Labour's conference in Brighton is to get the chance to vote on calls for Tony Blair to set a date for British troops to pull out of Iraq.
Blair says he is restless to do more
Delegates forced the vote, which will take place on Thursday, when they chose the top five topical motions they wanted to debate in Brighton this week.
The news came hours after Mr Blair had said pulling troops out of Iraq now would be surrendering to terrorists.
The prime minister told the BBC he would not apologise for the Iraq war.
The other topical motions voted for debate were pensions, public services, workers' rights and manufacturing.
The Iraq vote will come during a wider session on "Britain in the World".
Thursday's motion will bring together a variety of debate proposals and there will now be behind the scenes persuasion to ensure the leadership wins.
BBC political editor Andrew Marr said Iraq threatened to dominate a great deal of the conference and there were fears about what hostage-takers in Iraq might do next.

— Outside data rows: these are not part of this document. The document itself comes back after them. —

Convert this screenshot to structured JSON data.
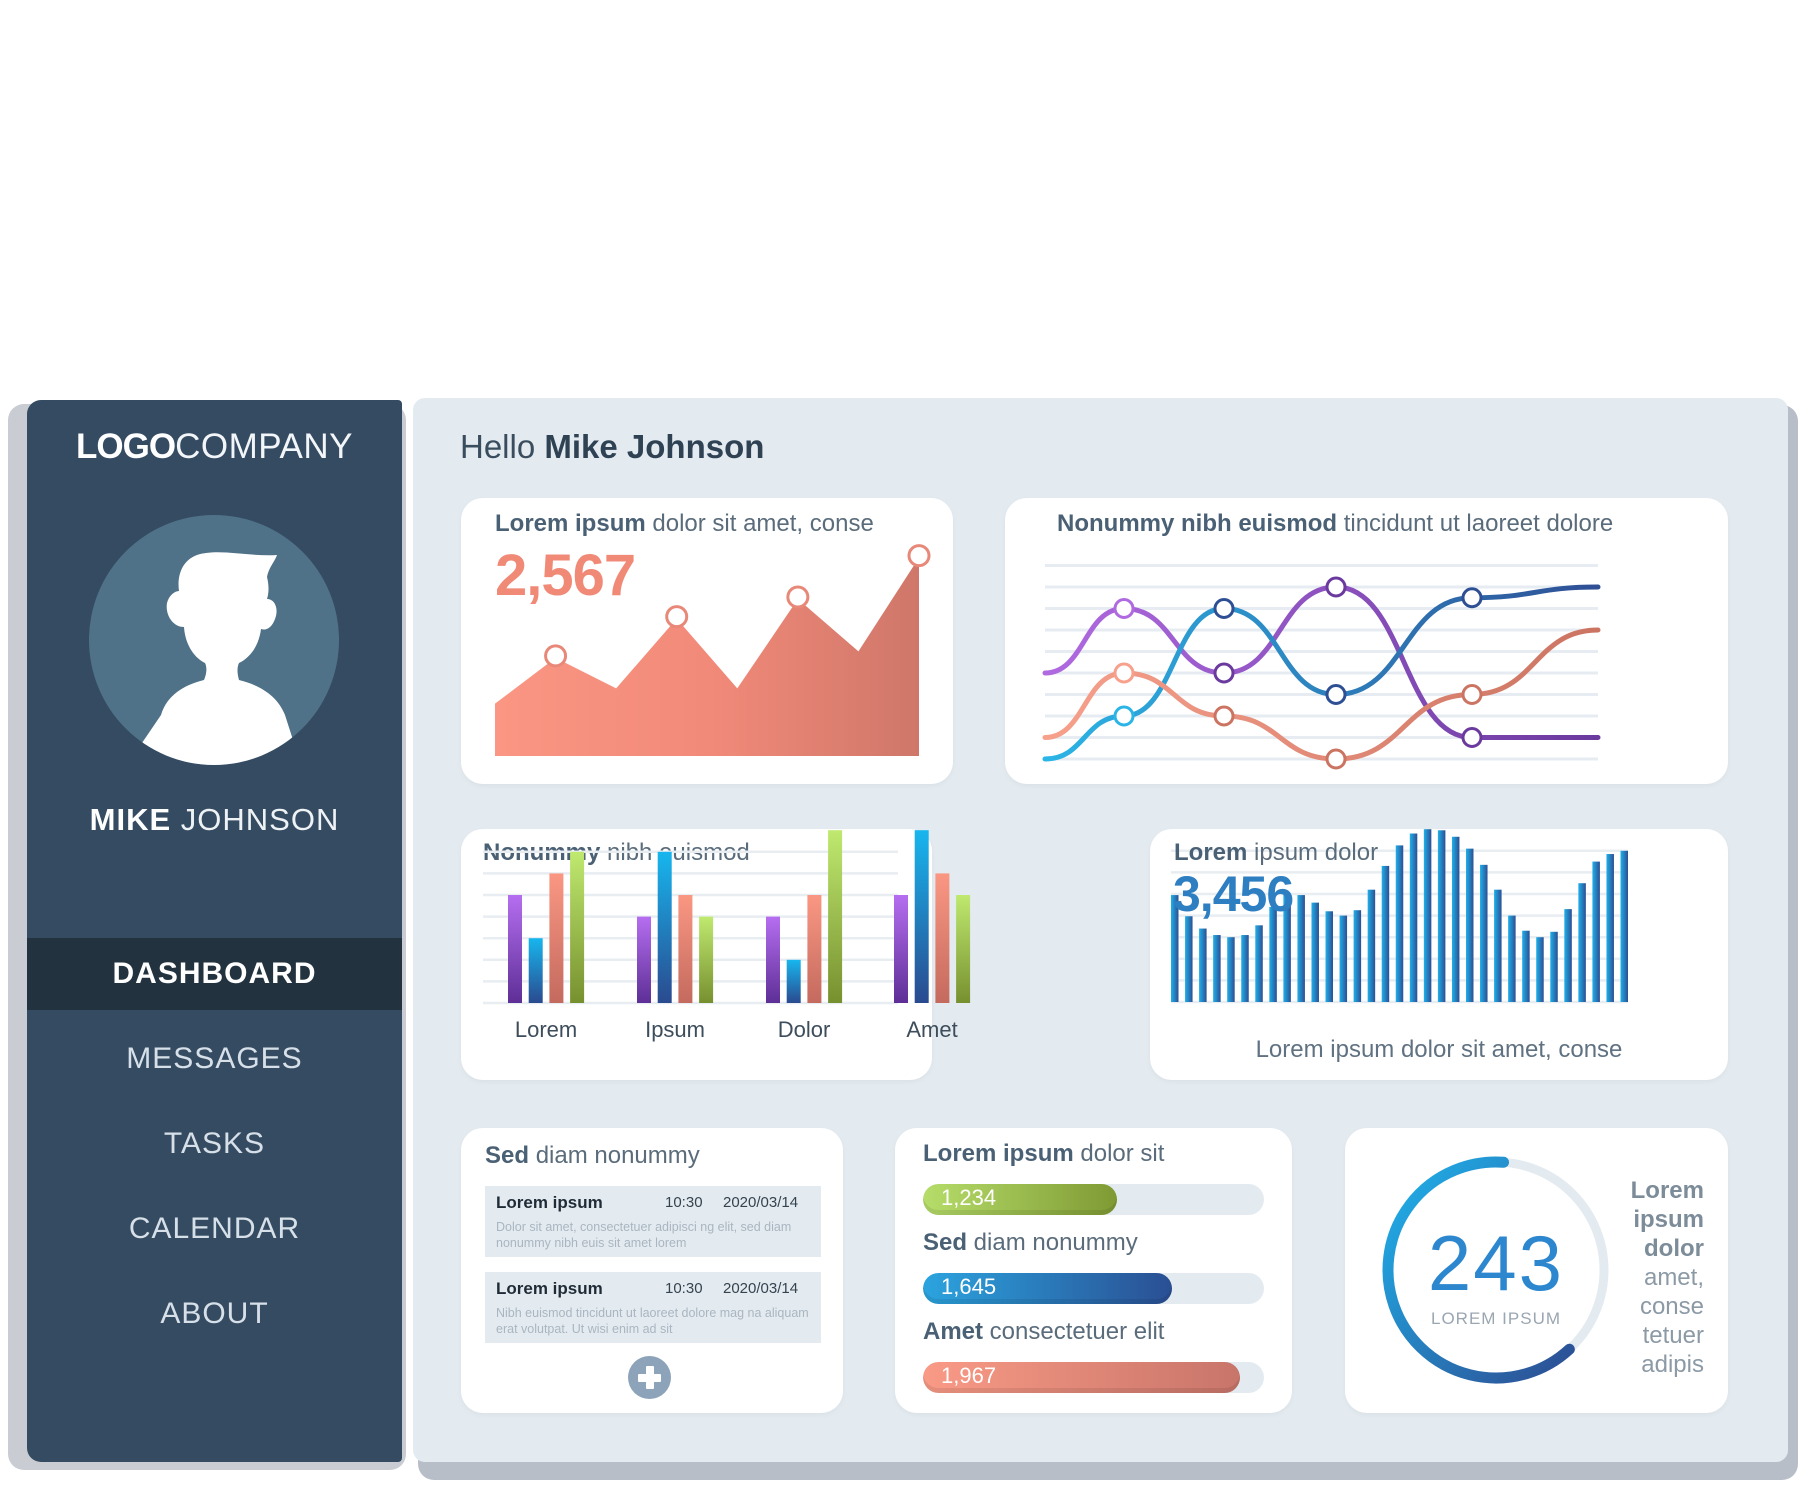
{
  "sidebar": {
    "logo_bold": "LOGO",
    "logo_light": "COMPANY",
    "user_first": "MIKE",
    "user_last": "JOHNSON",
    "avatar_icon": "user-silhouette-icon",
    "nav": [
      {
        "label": "DASHBOARD",
        "active": true
      },
      {
        "label": "MESSAGES",
        "active": false
      },
      {
        "label": "TASKS",
        "active": false
      },
      {
        "label": "CALENDAR",
        "active": false
      },
      {
        "label": "ABOUT",
        "active": false
      }
    ]
  },
  "header": {
    "greeting": "Hello",
    "name": "Mike Johnson"
  },
  "colors": {
    "sidebar_bg": "#344b62",
    "sidebar_active": "#22323f",
    "panel_bg": "#e4ebf0",
    "salmon": "#f08a77",
    "purple": "#9c5bd6",
    "blue": "#2a8fd3",
    "green": "#9fc84e",
    "navy": "#2f5c9e"
  },
  "cards": {
    "area": {
      "title_bold": "Lorem ipsum",
      "title_rest": "dolor sit amet, conse",
      "value": "2,567"
    },
    "lines": {
      "title_bold": "Nonummy nibh euismod",
      "title_rest": "tincidunt ut laoreet dolore"
    },
    "bars": {
      "title_bold": "Nonummy",
      "title_rest": "nibh euismod"
    },
    "stripes": {
      "title_bold": "Lorem",
      "title_rest": "ipsum dolor",
      "value": "3,456",
      "caption": "Lorem ipsum dolor sit amet, conse"
    },
    "messages": {
      "title_bold": "Sed",
      "title_rest": "diam nonummy",
      "items": [
        {
          "title": "Lorem ipsum",
          "time": "10:30",
          "date": "2020/03/14",
          "body": "Dolor sit amet, consectetuer adipisci ng elit, sed diam nonummy nibh euis sit amet lorem"
        },
        {
          "title": "Lorem ipsum",
          "time": "10:30",
          "date": "2020/03/14",
          "body": "Nibh euismod tincidunt ut laoreet dolore mag na aliquam erat volutpat. Ut wisi enim ad sit"
        }
      ],
      "add_icon": "plus-circle-icon"
    },
    "progress": {
      "items": [
        {
          "label_bold": "Lorem ipsum",
          "label_rest": "dolor sit",
          "value": "1,234",
          "fraction": 0.57,
          "color_from": "#b6dd6a",
          "color_to": "#7f9a34"
        },
        {
          "label_bold": "Sed",
          "label_rest": "diam nonummy",
          "value": "1,645",
          "fraction": 0.73,
          "color_from": "#2ba4df",
          "color_to": "#2a4f93"
        },
        {
          "label_bold": "Amet",
          "label_rest": "consectetuer elit",
          "value": "1,967",
          "fraction": 0.93,
          "color_from": "#f99a86",
          "color_to": "#c8756a"
        }
      ]
    },
    "gauge": {
      "value": "243",
      "label": "LOREM IPSUM",
      "fraction": 0.63,
      "text_bold": [
        "Lorem",
        "ipsum",
        "dolor"
      ],
      "text_rest": [
        "amet,",
        "conse",
        "tetuer",
        "adipis"
      ]
    }
  },
  "chart_data": [
    {
      "type": "area",
      "title": "Lorem ipsum dolor sit amet, conse",
      "headline_value": "2,567",
      "values": [
        24,
        45,
        31,
        63,
        31,
        72,
        48,
        91
      ],
      "markers_at": [
        1,
        3,
        5,
        7
      ],
      "ylim": [
        0,
        100
      ],
      "grid": false
    },
    {
      "type": "line",
      "title": "Nonummy nibh euismod tincidunt ut laoreet dolore",
      "x": [
        0,
        1,
        2,
        3,
        4,
        5
      ],
      "ylim": [
        0,
        9
      ],
      "grid": true,
      "series": [
        {
          "name": "purple",
          "values": [
            4,
            7,
            4,
            8,
            1,
            1
          ],
          "color_from": "#b06ae0",
          "color_to": "#6a3a9e"
        },
        {
          "name": "blue",
          "values": [
            0,
            2,
            7,
            3,
            7.5,
            8
          ],
          "color_from": "#2bb5e6",
          "color_to": "#2f4f95"
        },
        {
          "name": "salmon",
          "values": [
            1,
            4,
            2,
            0,
            3,
            6
          ],
          "color_from": "#f7a08c",
          "color_to": "#cc7462"
        }
      ],
      "markers_at": [
        1,
        2,
        3,
        4
      ]
    },
    {
      "type": "bar",
      "title": "Nonummy nibh euismod",
      "categories": [
        "Lorem",
        "Ipsum",
        "Dolor",
        "Amet"
      ],
      "ylim": [
        0,
        8
      ],
      "grid": true,
      "series": [
        {
          "name": "purple",
          "values": [
            5,
            4,
            4,
            5
          ],
          "color_from": "#b56ef0",
          "color_to": "#5e2f96"
        },
        {
          "name": "blue",
          "values": [
            3,
            7,
            2,
            8
          ],
          "color_from": "#17b6ee",
          "color_to": "#2a4a8f"
        },
        {
          "name": "salmon",
          "values": [
            6,
            5,
            5,
            6
          ],
          "color_from": "#fa9783",
          "color_to": "#c46a5e"
        },
        {
          "name": "green",
          "values": [
            7,
            4,
            8,
            5
          ],
          "color_from": "#bfe96f",
          "color_to": "#77902f"
        }
      ]
    },
    {
      "type": "bar",
      "title": "Lorem ipsum dolor",
      "headline_value": "3,456",
      "xlabel": "Lorem ipsum dolor sit amet, conse",
      "ylim": [
        0,
        8
      ],
      "grid": true,
      "values": [
        4.95,
        3.97,
        3.4,
        3.1,
        3.0,
        3.1,
        3.55,
        4.4,
        4.95,
        4.95,
        4.6,
        4.2,
        4.0,
        4.25,
        5.2,
        6.3,
        7.25,
        7.8,
        8.0,
        7.95,
        7.65,
        7.1,
        6.35,
        5.2,
        4.0,
        3.3,
        3.0,
        3.25,
        4.3,
        5.5,
        6.5,
        6.85,
        7.0
      ],
      "color_from": "#1fb0ea",
      "color_to": "#2c4f93"
    }
  ]
}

Environment Secretary Margaret Beckett denied the vote was a blow to Mr Blair.
"It was always expected there would be discussion about Iraq at party conference," she told Sky News.
"But it is true that what we want to spend most of our time talking about this week is the future of Britain itself."
On Sunday evening, the brother of British hostage Ken Bigley told a conference fringe meeting he had new information that his brother was alive.
He urged Mr Blair to ask US President George W Bush to lift the "blockade" on releasing women prisoners in Iraq.
The prime minister spoke again to the Bigley family in Liverpool on Sunday, Downing Street said, but no more details have been given.
Earlier, Mr Blair told the BBC's Breakfast with Frost everything possible was being done to help Mr Bigley but he did not want to raise "false hopes".
Quizzed on reports he had considered resigning earlier this year, Mr Blair replied: "I'm not the wobbling sort."
Mr Blair admitted some of the intelligence used to justify the Iraq war had proved unreliable but defended the conflict.
"What some people want me to do is to say sorry for getting rid of Saddam and that I cannot say because I do not believe it," he said.
He went on: "When I hear people say because of the difficulties, we should pull our
troops out, my response is that would be to surrender to the terrorists."
As well as anti-war protests, thousands of hunting campaigners are set to march in Brighton on Tuesday to demonstrate against the planned hunting ban.
Asked why he had not voted on the issue in Parliament this month, Mr Blair said: "There was a compromise proposal last year and that was the one I backed."
The conference follows the government reshuffle that saw Alan Milburn appointed Labour's election co-ordinator.
Past election campaigns have been run by Chancellor Gordon Brown.
Mr Blair insisted Mr Brown would play the same role as he always had, but was not specific about what that would be.
Blair faces more hunting protests on Tuesday
Mr Blair said he was "restless to do more and do better".
He highlighted issues such as asylum, drugs, crime and organised crime and
reforming the education system.
The prime minister said his party had proposals on pensions, childcare and measures to help first-time buyers and tackle youth unemployment.
'Out of touch'
But his words failed to impress Liberal Democrat leader Charles Kennedy, who said: "The prime minister gives every
impression of being seriously out of touch with the genuine concerns over Iraq."
And Tory chairman Liam Fox derided confusion over what was running Labour's election campaign.
"With an ongoing war in Iraq, the countryside in chaos and public services failing to improve, the public are getting extremely fed up with the selfish bickering of Labour Party leaders," he said.
Thousands of campaigners joined a Trade Justice Movement march to demand fairer trade on Sunday.
Mr Brown later told delegates Britain would write off its share of debt owed by the world's poorest countries to the World Bank.